• **Task to complete**
Say how many lines in the entries below have the word "total" in them, giving only the number.

• **Records for the task**
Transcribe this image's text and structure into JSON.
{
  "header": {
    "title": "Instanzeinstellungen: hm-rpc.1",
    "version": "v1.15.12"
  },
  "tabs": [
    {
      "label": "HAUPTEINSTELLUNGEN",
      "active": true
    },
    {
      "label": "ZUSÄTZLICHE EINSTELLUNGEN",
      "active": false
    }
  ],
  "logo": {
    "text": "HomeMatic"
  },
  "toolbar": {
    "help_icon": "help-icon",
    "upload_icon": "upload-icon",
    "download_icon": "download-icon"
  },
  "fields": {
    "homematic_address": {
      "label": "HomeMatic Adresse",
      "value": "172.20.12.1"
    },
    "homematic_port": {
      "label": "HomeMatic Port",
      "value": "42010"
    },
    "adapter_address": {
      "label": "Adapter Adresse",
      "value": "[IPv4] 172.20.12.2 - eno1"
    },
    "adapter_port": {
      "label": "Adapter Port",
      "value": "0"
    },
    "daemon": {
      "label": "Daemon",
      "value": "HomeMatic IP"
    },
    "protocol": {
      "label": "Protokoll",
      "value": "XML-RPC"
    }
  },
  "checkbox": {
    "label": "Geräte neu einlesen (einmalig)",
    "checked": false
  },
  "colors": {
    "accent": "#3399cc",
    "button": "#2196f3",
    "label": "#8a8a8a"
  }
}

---

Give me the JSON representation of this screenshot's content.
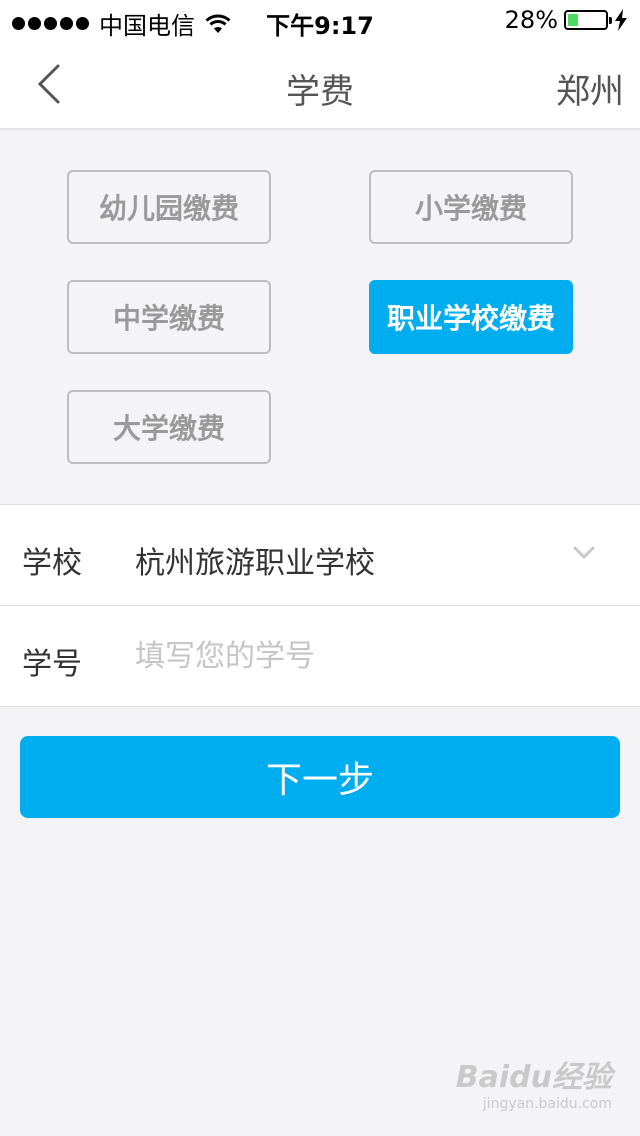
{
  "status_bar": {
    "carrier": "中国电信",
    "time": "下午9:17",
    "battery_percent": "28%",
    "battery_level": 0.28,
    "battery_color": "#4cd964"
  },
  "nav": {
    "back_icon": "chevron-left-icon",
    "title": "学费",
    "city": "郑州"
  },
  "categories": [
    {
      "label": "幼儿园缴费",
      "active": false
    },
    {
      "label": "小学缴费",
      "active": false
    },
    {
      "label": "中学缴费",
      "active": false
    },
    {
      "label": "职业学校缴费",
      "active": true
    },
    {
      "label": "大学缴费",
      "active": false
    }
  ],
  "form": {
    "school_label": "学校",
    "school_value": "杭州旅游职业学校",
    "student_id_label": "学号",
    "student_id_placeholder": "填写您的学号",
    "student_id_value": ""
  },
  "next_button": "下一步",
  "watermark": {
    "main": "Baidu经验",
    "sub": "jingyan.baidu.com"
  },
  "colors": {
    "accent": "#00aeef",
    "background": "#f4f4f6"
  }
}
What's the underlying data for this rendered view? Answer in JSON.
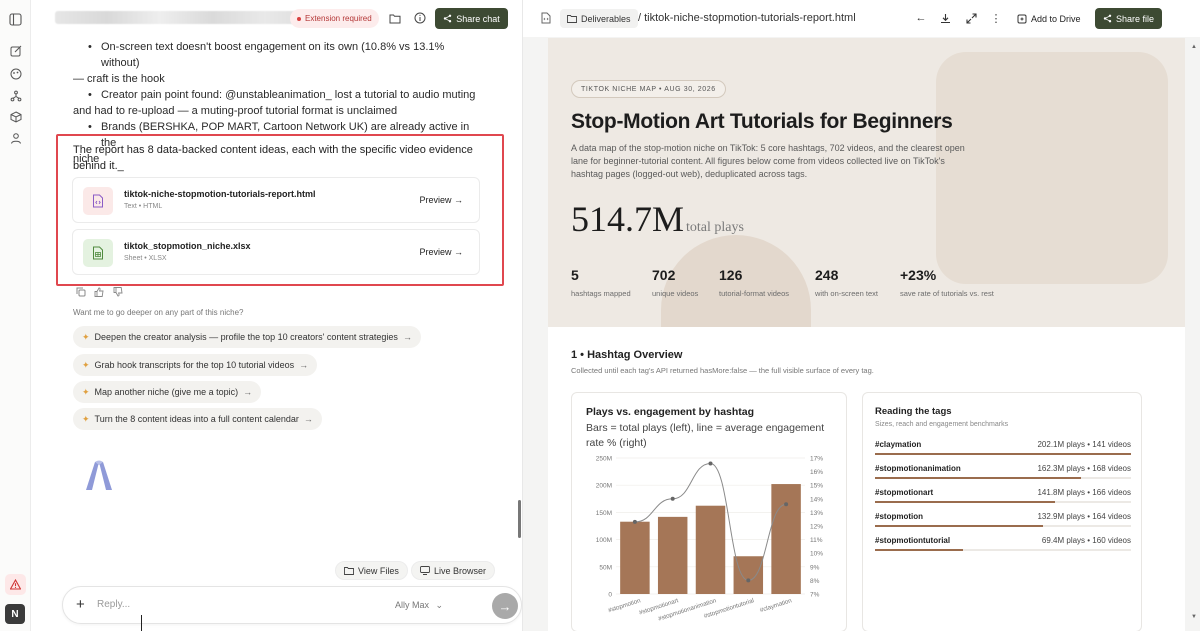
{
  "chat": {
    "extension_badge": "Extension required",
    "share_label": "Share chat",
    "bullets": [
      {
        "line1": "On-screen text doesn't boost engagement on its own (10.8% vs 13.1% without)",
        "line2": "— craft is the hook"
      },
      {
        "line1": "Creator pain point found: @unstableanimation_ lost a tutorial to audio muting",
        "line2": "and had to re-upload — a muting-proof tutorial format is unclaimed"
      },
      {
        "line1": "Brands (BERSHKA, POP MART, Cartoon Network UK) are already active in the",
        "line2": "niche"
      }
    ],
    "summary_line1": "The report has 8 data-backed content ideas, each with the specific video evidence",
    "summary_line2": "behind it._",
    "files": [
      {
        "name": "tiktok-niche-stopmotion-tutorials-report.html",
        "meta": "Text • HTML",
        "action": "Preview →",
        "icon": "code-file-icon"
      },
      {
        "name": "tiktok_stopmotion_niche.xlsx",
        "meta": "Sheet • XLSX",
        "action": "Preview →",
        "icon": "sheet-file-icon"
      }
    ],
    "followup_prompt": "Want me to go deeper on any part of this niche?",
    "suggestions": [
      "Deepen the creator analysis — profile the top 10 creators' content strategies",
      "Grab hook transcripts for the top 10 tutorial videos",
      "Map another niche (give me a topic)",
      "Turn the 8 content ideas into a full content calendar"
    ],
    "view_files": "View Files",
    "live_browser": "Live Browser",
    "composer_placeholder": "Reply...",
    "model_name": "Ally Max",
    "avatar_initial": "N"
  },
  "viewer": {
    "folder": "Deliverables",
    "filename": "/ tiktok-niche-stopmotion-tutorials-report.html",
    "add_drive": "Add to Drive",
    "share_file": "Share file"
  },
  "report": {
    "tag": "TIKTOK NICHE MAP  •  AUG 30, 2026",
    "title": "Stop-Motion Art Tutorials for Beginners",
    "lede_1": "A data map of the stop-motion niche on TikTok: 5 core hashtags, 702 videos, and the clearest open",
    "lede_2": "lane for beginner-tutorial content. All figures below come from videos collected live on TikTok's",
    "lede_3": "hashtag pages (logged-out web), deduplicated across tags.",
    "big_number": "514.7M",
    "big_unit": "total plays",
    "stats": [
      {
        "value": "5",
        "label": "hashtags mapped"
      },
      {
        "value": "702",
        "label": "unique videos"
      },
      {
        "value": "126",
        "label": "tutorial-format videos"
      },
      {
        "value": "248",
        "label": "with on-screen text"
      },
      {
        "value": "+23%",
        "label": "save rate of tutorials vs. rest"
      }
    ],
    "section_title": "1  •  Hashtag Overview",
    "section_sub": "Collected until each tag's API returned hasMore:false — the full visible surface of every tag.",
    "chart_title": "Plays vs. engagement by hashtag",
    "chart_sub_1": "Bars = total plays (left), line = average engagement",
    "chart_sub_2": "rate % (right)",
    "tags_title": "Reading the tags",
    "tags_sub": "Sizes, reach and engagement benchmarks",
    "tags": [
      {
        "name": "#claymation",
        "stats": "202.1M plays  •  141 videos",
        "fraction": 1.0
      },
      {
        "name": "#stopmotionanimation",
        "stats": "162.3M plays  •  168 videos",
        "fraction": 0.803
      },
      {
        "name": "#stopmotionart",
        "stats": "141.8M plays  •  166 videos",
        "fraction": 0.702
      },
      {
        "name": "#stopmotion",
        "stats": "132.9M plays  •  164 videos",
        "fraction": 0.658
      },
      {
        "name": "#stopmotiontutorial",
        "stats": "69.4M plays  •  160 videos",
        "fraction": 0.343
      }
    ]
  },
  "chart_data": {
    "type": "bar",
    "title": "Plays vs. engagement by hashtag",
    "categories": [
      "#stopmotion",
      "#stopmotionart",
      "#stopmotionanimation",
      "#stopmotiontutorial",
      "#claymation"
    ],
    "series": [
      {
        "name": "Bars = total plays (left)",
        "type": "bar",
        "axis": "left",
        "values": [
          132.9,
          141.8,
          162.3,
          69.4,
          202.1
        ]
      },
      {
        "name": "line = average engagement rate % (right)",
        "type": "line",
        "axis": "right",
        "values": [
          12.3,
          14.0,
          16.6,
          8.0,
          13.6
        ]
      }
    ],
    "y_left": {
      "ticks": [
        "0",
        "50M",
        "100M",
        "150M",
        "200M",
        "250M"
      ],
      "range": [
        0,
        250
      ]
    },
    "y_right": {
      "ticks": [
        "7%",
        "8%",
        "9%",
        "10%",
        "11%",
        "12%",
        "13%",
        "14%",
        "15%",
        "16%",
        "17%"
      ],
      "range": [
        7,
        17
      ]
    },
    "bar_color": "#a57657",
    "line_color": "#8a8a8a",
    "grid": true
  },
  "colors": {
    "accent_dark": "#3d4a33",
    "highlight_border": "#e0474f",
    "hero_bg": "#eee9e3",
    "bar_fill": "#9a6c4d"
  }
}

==

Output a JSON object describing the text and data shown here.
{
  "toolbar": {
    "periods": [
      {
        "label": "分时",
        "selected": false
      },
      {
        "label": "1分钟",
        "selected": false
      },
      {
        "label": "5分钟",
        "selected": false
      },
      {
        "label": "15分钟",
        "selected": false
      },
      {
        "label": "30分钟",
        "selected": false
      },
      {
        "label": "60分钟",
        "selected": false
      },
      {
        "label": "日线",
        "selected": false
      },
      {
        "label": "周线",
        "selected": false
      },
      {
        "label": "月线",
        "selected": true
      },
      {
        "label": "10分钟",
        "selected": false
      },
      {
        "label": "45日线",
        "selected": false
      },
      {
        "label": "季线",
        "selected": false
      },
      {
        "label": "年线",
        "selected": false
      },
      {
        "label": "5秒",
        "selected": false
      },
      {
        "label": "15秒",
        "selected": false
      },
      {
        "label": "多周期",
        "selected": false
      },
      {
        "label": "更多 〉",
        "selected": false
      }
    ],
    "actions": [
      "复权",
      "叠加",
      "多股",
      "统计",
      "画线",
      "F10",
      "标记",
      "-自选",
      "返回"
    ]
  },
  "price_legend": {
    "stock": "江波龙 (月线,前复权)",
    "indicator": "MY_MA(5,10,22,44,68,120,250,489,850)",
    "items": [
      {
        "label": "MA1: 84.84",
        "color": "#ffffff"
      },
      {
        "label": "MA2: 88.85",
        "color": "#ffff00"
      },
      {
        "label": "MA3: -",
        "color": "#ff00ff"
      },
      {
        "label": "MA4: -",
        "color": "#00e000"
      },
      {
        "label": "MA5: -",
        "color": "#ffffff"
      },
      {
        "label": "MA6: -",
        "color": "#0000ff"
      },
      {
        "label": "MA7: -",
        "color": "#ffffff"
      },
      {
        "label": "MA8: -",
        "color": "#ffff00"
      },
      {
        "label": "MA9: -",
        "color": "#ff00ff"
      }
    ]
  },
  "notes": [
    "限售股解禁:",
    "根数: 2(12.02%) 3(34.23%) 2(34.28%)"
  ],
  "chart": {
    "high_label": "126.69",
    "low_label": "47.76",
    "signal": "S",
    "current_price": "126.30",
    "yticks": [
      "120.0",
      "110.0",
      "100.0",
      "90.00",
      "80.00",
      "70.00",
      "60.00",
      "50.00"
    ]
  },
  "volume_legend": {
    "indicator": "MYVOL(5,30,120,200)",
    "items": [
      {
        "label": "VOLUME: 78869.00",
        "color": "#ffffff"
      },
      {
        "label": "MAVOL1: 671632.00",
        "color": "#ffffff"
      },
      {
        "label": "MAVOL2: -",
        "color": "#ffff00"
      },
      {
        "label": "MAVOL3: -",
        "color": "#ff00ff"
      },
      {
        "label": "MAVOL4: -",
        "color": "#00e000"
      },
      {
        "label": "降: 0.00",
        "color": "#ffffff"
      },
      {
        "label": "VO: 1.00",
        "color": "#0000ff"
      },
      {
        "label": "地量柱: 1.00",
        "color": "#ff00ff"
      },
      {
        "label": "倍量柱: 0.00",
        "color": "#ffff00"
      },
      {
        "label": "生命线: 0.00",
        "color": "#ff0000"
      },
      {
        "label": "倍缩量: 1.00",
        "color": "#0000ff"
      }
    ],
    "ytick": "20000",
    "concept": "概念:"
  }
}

• **Finished task**
3